Koenigsegg’s bid to purchase GM’s Swedish Saab brand was contingent on the company securing additional funding, either through external investment or through loans. With the Swedish government not overly excited about bailing out Saab and after rejecting attempts by Volvo to secure assistance, Keonigsegg has looked to the private sector and overseas for an interested party.
Koenigsegg Group AB has now announced it has found just that in Chinese automaker Beijing Automotive Industry Holdings.
The deal has yet to be finalized and no monetary amount has been given, but Koenigsegg did say that Beijing Auto will be a minority non-controlling shareholder.
In return Saab will not only get much-needed funding but also access to the massive Chinese marketplace.
“This is an important step on the road to a new SAAB Automobile. We have a solid business plan, an important partnership and we are now in a position to go ahead without any governmental financing,” said Christian von Koenigsegg, CEO of Koenigsegg Group AB.
Official release after the jump:
Executives spent two years talking to anyone who would listen about forging a partnership
Before Chrysler filed for Chapter 11 late last week the automaker explored every option, including selling the company to the Chinese and forging partnerships with any other manufacturer that expressed even a remote amount of interest.
In public bankruptcy filings, made at the U.S. Bankruptcy Court in New York, Chrysler’s co-president and vice-Chairman Tom LaSorda said that the company entertained offers from Chinese automakers Beijing Automotive Industry Holding Co., Tempo International Group, Hawtai Automobiles, and Chery Automotive Co.
“Chrysler sent letters to parties, primarily in China, whom we thought would be potentially interested in purchasing our assets,” LaSorda wrote. “Over the next two months, several companies… expressed interest in purchasing specific vehicles, powertrains, intellectual property rights, distribution channels and automotive brands.”
In the end, however, none of those companies were interested.
LaSorda also said that over the past two years Chrysler has courted practically every other automaker out there, searching for a partner.

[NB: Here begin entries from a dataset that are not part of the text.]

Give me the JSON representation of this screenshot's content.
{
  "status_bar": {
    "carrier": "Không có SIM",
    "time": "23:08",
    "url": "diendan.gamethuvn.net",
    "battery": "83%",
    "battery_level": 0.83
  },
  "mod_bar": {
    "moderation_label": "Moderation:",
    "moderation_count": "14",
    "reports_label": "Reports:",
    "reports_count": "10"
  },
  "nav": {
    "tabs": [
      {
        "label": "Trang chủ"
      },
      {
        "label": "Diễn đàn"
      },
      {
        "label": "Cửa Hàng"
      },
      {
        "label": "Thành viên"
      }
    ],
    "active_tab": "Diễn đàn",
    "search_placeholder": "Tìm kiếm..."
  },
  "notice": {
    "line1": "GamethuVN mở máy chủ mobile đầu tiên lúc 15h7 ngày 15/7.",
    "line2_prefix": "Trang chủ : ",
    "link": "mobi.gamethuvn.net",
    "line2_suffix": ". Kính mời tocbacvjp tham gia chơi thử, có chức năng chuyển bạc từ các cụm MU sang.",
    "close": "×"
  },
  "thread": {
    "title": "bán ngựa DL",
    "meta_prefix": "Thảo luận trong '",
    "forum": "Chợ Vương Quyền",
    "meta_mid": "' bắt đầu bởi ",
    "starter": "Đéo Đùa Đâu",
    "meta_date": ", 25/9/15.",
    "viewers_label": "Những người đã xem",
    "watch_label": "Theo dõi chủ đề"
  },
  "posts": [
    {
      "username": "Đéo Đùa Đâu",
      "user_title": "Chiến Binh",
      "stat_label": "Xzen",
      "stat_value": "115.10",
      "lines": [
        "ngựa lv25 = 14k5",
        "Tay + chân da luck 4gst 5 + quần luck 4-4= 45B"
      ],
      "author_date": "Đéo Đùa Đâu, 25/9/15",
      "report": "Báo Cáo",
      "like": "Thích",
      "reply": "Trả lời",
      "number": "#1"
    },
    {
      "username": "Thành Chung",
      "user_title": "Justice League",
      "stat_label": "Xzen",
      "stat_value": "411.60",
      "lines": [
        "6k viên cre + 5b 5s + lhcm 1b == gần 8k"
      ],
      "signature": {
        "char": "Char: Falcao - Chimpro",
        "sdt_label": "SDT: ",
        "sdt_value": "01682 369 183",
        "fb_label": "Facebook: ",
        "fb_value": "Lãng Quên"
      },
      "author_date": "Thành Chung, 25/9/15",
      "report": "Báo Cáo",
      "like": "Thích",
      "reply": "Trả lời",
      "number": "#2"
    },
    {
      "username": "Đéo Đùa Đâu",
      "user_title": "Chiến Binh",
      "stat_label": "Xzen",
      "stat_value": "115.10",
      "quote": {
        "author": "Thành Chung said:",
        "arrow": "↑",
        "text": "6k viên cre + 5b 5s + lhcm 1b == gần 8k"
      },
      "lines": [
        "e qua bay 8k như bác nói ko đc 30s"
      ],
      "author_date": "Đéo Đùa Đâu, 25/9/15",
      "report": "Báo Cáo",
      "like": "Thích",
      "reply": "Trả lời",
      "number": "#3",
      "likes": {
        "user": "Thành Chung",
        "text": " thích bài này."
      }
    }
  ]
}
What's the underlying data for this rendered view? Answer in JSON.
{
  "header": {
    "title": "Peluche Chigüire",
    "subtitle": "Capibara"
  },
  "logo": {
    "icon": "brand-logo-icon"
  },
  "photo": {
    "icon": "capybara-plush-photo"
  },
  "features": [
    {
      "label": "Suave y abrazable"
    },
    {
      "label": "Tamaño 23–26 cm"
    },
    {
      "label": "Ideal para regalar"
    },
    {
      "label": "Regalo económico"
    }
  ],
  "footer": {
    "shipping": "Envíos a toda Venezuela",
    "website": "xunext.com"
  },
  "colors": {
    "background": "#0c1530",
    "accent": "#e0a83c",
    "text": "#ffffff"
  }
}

The list includes Nissan, General Motors, Volkswagen, Tata, Magna, GAZ, Hyundai, Honda and Toyota.
Many off the arrangements didn’t have a leg to stand on, however, the talks with Nissan were thorough and only ended when Nissan couldn’t secure the credit needed to buy in to Chrysler.
La Sorda finally writes that a partnership with Fiat is the “best outcome,” although that might be stretching the truth, as it seems Fiat is the only automaker in the world with interest in Chrysler.
The Chrysler/Fiat deal, which began back in March of 2008, is now before the bankruptcy court. Fiat didn’t put any money into Chrysler but will provide $8 to $10 billion in small car technology in exchange for a 20 percent stake in the company. Fiat can get 15 percent more if it meets three benchmarks that the U.S. government has imposed, including building a 40 mpg car. That car will be a Chrysler version of the Fiat 500.
[Source: Detroit News]